Made in Portugal plane to create 1200 jobs
Up to 1,200 jobs will be created in Évora thanks to a contract to manufacture the new ATL-100 plane.
It will be the first plane to be completely made in Portugal and will come in both civilian and military models.
The twin-turbo-prop short-haul plane can seat 19 passengers and carry up to 2.5 tons of cargo and is designed for landing in ‘difficult terrain’.
In May, Janes (aerospace industry intelligence) stated, “The military version can act as a troop carrier, provide logistics backup, search and rescue, paratrooper airdropping, maritime patrol, liaison, border surveillance, medical evacuation, and special operations”.
TSF Rádio referred to the first 50 engineers starting work at CEiiA (the centre of engineering and product development) in Évora by the end of the year in what is a €20 million joint venture between CEiiA and counterparts at Brazilian equivalent DESAER.
Miguel Braga of CEiiA’s aeronautic and defence arm says that siting the factory in the Parque do Alentejo de Ciência e Tecnologia means more than 30 national companies in the nearby towns of Ponte de Sor, Beja and Évora will become involved, creating at least 1200 new jobs.
The project is being financed from public and private sources, the consortium itself and EU funding for science, technology, investigation and development.
Up to 50 engineers will work on preparatory design and development works from this year after which the second ‘industrial’ phase will see an increase in employer numbers.
Says Braga, “Our initial estimate is that there’s potential for more than 30 national and international companies” providing “a great opportunity” to establish a ‘low carbon footprint final assembly line’ for the first ‘new generation’ airplane completely assembled in Portugal.
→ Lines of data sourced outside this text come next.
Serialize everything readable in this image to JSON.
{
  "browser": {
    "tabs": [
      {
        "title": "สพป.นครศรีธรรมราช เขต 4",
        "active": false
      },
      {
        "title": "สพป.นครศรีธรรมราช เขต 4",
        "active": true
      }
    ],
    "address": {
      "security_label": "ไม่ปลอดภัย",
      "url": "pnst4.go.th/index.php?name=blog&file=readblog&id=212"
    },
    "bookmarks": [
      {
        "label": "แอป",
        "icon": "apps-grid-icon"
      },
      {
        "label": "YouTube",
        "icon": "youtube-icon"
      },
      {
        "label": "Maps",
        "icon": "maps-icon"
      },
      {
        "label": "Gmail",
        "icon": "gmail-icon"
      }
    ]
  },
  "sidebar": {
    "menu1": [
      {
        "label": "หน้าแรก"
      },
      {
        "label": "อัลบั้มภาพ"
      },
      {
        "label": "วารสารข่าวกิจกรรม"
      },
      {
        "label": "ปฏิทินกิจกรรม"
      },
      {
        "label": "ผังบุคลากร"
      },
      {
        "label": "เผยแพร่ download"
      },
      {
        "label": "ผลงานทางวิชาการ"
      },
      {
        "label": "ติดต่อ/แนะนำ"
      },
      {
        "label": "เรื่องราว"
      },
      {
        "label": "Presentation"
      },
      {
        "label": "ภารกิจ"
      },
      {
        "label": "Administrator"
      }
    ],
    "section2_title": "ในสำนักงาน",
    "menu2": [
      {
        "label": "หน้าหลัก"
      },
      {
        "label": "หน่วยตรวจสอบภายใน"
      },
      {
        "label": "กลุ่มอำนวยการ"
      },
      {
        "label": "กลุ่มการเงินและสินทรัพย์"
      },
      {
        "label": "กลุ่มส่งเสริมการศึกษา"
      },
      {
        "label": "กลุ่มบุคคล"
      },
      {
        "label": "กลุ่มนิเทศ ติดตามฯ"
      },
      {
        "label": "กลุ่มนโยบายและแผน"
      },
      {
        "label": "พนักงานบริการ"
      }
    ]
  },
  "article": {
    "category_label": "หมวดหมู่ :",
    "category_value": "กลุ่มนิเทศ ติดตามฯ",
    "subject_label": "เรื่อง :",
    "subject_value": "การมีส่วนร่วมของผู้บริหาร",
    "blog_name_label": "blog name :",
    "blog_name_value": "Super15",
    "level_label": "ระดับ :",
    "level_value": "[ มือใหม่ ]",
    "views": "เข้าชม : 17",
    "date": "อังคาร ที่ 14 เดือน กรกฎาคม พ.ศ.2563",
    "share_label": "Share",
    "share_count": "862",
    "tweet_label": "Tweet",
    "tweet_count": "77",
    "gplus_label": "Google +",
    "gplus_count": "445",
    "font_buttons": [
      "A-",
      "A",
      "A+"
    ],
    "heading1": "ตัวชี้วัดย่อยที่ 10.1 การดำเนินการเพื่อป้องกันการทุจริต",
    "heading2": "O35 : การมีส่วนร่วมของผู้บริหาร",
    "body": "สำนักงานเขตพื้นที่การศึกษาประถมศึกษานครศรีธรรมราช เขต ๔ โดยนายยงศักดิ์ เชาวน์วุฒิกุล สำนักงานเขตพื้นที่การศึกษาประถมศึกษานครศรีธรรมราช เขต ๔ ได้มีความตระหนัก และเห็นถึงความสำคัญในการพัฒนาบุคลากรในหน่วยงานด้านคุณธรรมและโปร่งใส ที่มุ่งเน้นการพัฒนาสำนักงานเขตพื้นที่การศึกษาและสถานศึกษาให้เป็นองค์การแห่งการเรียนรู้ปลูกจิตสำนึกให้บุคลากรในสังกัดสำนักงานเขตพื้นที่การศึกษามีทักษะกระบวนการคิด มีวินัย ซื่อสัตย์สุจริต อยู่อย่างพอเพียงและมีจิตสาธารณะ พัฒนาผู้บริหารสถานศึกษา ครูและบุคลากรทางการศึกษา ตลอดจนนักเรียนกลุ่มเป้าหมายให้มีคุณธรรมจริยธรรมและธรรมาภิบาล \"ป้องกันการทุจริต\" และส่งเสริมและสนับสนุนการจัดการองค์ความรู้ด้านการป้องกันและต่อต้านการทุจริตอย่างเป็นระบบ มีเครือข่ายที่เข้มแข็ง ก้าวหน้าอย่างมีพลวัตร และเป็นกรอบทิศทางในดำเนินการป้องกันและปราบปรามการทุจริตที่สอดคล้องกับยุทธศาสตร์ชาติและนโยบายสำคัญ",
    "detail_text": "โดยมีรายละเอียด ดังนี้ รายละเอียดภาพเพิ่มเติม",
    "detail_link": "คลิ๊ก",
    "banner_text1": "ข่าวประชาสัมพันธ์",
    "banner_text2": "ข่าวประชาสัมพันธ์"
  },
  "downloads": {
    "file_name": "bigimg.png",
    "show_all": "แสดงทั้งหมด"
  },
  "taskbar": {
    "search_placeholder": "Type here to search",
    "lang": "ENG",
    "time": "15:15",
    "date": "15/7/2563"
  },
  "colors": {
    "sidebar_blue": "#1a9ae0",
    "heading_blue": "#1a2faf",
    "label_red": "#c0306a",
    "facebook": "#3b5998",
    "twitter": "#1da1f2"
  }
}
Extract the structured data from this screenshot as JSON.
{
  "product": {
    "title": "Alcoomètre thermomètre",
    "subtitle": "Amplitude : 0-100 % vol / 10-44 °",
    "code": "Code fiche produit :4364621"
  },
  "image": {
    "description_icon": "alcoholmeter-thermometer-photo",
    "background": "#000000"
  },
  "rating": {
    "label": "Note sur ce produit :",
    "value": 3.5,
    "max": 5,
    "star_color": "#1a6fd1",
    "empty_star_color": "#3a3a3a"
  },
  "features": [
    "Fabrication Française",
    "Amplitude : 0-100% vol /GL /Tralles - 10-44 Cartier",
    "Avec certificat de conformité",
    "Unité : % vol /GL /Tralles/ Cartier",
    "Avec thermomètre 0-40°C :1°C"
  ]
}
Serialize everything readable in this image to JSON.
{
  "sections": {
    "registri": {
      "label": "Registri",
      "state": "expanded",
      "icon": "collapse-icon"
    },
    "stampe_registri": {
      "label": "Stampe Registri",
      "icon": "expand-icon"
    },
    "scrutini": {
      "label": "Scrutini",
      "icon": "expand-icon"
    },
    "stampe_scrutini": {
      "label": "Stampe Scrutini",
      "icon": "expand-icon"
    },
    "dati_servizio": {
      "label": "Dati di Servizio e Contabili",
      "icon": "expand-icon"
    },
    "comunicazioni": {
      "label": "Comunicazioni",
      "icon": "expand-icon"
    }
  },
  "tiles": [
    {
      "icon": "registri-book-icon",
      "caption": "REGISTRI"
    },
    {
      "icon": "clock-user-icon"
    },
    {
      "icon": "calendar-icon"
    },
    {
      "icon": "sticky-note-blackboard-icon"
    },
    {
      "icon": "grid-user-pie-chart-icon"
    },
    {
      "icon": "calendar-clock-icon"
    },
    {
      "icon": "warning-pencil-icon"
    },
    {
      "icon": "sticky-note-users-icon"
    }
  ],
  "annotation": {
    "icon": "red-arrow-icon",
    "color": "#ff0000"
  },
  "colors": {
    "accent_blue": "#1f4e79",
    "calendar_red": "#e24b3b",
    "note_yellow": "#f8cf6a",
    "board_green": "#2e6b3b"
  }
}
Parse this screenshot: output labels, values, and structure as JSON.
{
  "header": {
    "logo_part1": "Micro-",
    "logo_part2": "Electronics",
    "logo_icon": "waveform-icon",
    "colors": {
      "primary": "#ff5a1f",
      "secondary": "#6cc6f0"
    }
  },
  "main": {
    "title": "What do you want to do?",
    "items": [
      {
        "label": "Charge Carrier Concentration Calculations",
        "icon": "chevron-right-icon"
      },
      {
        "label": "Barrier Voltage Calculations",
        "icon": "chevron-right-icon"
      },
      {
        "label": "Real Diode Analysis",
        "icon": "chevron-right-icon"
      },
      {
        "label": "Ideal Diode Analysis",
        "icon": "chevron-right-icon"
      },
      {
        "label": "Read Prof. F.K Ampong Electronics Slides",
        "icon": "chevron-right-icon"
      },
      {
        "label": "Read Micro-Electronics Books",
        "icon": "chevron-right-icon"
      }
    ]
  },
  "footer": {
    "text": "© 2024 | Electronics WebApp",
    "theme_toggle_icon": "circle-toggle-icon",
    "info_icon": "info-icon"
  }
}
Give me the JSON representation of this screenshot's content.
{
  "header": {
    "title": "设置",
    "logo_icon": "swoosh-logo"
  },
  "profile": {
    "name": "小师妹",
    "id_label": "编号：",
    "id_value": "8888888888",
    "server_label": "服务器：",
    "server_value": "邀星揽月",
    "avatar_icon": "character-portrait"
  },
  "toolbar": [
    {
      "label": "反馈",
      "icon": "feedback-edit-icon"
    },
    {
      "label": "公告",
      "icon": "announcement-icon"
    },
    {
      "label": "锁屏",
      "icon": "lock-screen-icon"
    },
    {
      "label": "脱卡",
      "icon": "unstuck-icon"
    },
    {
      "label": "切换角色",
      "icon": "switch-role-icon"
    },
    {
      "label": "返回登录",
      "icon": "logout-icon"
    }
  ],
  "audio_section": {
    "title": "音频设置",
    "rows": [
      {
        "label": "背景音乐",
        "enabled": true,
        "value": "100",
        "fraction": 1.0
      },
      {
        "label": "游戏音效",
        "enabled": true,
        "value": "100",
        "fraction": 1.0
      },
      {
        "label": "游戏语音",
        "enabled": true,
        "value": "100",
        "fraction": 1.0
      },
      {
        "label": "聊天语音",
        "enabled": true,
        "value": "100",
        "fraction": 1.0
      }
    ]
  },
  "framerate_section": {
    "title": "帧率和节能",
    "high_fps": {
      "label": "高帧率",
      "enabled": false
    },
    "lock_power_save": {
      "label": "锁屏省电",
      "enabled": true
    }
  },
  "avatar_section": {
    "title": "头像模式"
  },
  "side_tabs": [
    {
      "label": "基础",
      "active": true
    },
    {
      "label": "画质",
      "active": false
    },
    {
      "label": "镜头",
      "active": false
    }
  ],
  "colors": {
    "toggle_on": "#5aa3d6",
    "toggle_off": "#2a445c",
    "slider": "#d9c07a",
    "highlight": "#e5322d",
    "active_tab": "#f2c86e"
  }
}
DESAER shareholder Roberto Figueiredo told TSF that besides being an important technology innovation project creating jobs in both Portugal and Brazil, the contract “assumes even more relevance” in the context of the Covid-19 pandemic which has caused massive losses in the aircraft construction sector.
The first ATL-100s will have a cruising speed of 380 km/h and a 25,000ft maximum altitude and should be ‘ready-to-fly’ by 2025.